Do classification rules also apply to devices without a medical purpose?

The EU MDR regulates not only medical devices, but also specific groups of similar products without an intended medical purpose. These groups are listed in Annex XVI, and thus commonly referred to as “Annex XVI products”. 

In general, Annex XVI products are classified in accordance with the classification rules in Annex VIII of the EU MDR. Accessories to Annex XVI products also fall under the EU MDR and, per Annex VIII Chapter II 3.2, they shall be classified in their own right. 

There are however some exceptions, documented in Regulation (EU) 2022/2347 on the reclassification of Annex XVI products that are considered to be active devices. These include the following “active devices”:

  • High intensity electromagnetic radiation emitting equipment intended for the use on the human body for skin treatment is class IIb, unless it is intended for hair removal only in which case it is class IIa.
  • Equipment intended to be used to reduce, remove or destroy adipose tissue is class IIb.
  • Equipment intended for brain stimulation that apply electrical currents or magnetic or electromagnetic fields that penetrate the cranium to modify neuronal activity in the brain is class III.

Where do I document the classification rationale?

Annex II of the EU MDR on technical documentation specifies that the device description needs to include the device’s risk class and the justification for the classification rule applied (per section 1.1(f)).
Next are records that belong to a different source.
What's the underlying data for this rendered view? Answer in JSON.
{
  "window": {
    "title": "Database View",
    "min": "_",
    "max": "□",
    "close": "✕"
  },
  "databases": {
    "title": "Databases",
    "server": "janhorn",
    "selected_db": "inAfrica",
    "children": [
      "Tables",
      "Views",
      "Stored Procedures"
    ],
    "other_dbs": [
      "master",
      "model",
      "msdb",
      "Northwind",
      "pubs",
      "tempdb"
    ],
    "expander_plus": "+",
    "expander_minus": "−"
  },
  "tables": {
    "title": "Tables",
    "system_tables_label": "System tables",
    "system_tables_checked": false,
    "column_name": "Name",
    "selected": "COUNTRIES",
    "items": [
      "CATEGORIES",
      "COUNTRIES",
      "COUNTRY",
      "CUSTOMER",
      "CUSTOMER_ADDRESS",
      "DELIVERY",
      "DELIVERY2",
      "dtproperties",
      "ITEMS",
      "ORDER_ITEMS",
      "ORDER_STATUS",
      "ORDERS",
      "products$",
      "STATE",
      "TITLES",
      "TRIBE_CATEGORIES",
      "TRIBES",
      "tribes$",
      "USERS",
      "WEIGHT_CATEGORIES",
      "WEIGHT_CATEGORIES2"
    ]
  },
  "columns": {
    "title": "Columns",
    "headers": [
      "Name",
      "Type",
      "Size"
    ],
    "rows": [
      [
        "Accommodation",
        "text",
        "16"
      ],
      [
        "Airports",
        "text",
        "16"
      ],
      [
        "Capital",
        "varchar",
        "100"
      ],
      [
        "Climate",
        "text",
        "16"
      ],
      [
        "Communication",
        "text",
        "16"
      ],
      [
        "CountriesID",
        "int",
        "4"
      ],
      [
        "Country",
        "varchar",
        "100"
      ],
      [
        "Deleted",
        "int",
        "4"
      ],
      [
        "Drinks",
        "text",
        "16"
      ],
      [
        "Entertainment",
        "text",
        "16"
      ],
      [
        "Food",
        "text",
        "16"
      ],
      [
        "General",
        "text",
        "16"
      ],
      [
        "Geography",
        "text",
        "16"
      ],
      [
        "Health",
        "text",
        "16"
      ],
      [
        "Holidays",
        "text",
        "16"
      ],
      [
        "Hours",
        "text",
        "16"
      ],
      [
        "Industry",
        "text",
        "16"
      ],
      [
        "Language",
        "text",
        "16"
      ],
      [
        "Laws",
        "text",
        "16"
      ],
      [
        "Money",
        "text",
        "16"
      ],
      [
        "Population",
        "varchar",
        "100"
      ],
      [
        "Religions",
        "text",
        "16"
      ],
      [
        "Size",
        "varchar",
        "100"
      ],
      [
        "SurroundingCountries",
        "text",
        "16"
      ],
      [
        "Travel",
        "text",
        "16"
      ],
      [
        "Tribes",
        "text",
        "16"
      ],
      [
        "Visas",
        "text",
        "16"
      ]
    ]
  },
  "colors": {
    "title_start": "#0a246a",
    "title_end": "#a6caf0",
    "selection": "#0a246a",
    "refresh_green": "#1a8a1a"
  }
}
It is good practice to present the justification in the form of a table, where all 22 classification rules in Annex VIII of the EU MDR are listed, and the justification for applicability or non-applicability is indicated for each of them. This shows to the Notified Body or competent authority who might review the documentation, that the manufacturer understands the classification process and has thoroughly applied it. In our consultancy practice, we recommend to do so even when the non-applicability is obvious, for example the non-invasive and invasive rules would never apply to medical device software.

How Decomplix can help

As you now know, the specifics and the intended use of a device are essential for the correct classification under the EU MDR. Are there specific questions you would like to discuss?

Are you wondering whether the risk classification under the EU MDR coincides with the risk classes in the USA?  Find more information in our bespoke article on Medical device regulatory strategy – US vs. EU.

We are happy to support you (re-)defining your intended purpose or classifying your medical device under the EU MDR, and pointing out the relevant differences from a US classification. Learn more about our services.

Further reading

More articles